And the survey?
According to the University of Alberta’s China Institute director Gordon Houlden, “They are opposed to the idea of full ownership by China and are also adverse to investments in Alberta by Chinese State-Owned enterprises, when you talk about Chinese SEO’s, the numbers are negative. It’s hard to know from the survey whether it’s just China or foreigners owning Albertan businesses. But clearly when you get to full ownership, or ownership by Chinese State Enterprises, the resistance to selling the properties (oil properties) starts to spike considerably. We’re a few weeks away from a federal decision on that sale, so this is now highly timely information. This is not by any means a blue print for action. It’s simply stock taking of the views of Albertans in the summer of this year, and on the positive side a solid majority of Albertans support selling Albertan oil to China.”
The essence of the survey?

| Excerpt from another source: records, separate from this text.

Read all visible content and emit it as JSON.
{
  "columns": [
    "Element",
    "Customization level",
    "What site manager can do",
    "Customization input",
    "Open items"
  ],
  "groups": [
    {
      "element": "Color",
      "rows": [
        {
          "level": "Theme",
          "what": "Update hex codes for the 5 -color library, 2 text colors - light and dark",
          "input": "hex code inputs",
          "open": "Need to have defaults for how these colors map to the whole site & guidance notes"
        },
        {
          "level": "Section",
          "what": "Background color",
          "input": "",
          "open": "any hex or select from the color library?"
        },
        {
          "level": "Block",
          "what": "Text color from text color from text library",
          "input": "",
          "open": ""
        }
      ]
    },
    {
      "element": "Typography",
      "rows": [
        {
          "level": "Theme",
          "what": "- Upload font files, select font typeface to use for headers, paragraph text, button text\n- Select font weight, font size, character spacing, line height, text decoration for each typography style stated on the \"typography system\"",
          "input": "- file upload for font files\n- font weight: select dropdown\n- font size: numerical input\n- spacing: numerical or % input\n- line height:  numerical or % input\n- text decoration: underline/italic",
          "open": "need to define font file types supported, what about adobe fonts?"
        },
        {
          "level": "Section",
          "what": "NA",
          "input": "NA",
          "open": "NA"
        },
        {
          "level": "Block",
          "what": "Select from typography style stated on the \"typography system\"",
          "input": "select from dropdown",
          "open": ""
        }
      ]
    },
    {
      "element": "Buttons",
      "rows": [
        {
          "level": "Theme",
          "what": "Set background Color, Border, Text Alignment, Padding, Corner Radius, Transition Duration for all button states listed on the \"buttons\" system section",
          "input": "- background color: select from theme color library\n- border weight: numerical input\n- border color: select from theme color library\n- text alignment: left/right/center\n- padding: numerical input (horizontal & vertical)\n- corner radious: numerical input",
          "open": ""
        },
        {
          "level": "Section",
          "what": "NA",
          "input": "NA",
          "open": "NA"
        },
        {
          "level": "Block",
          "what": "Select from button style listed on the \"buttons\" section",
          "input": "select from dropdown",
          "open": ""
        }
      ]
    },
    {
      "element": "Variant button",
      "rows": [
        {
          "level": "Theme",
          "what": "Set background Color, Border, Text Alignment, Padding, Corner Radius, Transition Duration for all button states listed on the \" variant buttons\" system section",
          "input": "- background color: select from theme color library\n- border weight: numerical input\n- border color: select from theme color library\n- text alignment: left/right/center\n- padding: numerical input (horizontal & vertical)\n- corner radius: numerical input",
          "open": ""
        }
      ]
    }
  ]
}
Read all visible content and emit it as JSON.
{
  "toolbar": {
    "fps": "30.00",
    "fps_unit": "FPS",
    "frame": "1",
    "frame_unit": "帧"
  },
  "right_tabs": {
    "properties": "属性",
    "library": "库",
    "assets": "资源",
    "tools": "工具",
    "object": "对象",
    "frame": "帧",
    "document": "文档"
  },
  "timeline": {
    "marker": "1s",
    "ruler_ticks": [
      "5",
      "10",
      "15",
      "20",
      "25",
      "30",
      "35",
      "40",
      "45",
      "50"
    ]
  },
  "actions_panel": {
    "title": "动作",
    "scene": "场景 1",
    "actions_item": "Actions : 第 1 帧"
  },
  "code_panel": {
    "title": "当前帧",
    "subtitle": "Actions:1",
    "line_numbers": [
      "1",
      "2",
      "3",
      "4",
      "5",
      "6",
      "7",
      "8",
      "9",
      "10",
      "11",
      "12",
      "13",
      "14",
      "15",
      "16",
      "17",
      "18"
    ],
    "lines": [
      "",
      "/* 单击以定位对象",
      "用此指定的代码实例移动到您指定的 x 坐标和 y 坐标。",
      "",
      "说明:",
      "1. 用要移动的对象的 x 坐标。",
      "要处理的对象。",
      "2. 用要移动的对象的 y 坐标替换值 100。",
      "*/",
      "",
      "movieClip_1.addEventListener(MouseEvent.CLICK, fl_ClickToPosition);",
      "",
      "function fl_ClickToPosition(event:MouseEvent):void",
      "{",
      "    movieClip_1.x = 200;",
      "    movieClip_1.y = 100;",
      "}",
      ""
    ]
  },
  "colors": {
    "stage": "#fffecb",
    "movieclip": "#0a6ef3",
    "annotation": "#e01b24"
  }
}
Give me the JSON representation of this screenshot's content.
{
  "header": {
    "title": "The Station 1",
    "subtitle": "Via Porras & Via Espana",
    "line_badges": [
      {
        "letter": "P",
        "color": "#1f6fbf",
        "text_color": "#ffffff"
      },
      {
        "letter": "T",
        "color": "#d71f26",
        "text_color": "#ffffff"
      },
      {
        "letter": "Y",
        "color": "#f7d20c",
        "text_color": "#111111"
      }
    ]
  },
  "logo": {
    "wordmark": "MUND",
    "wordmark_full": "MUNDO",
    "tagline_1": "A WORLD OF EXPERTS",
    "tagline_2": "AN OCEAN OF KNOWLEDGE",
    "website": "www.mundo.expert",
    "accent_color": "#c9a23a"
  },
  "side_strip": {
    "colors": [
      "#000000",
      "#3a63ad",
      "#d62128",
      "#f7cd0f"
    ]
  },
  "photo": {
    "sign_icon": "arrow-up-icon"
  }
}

“Questions concerning the issue of Chinese investment in Alberta, however, solicited more guarded responses. While Albertans are evenly split on the issue of whether partial ownership of an Alberta-based firm by Chinese investors is acceptable, they are decidedly opposed to the idea of full ownership, and are also largely adverse toward investment in Alberta by a Chinese state-owned enterprise (SOE).”
Speaking further about the poll, Houlden added that the numbers were much more extreme when it came to full ownership of Nexen by China, with only 15 per cent agreeing it would be acceptable, 64 per cent disagreeing and 21 per cent neither agreed nor disagreed, noting, "When it comes to investment, Albertans are on balance negative in their views. When it comes to full ownership, in particular, of Alberta-based companies by Chinese enterprises, it's seen as undesirable. On balance, it's a mix of positive negative. Albertans are quite conflicted in their views of China.”
Houlden is hardly uninformed, as he is a former Canadian diplomat who's been posted five times to China.
The Nexen-CNOOC deal is currently being evaluated by federal Industry Minister Christian Paradis, who conclude by 11 November whether the transaction is of "net benefit" to Canada.
CNOOC’s anxieties over approval of the contract have been heightened since Ottawa's surprise rejection on 19 October of Malaysian company Petronas' $6 billion proposed of Calgary-based natural gas producer Progress Energy Resources.
So, which will win out?
Rising Canadian xenophobic nationalism or Ottawa’s commitment to “free trade?”
The answer is currently unclear, to put it mildly.
By. John C.K. Daly of Oilprice.com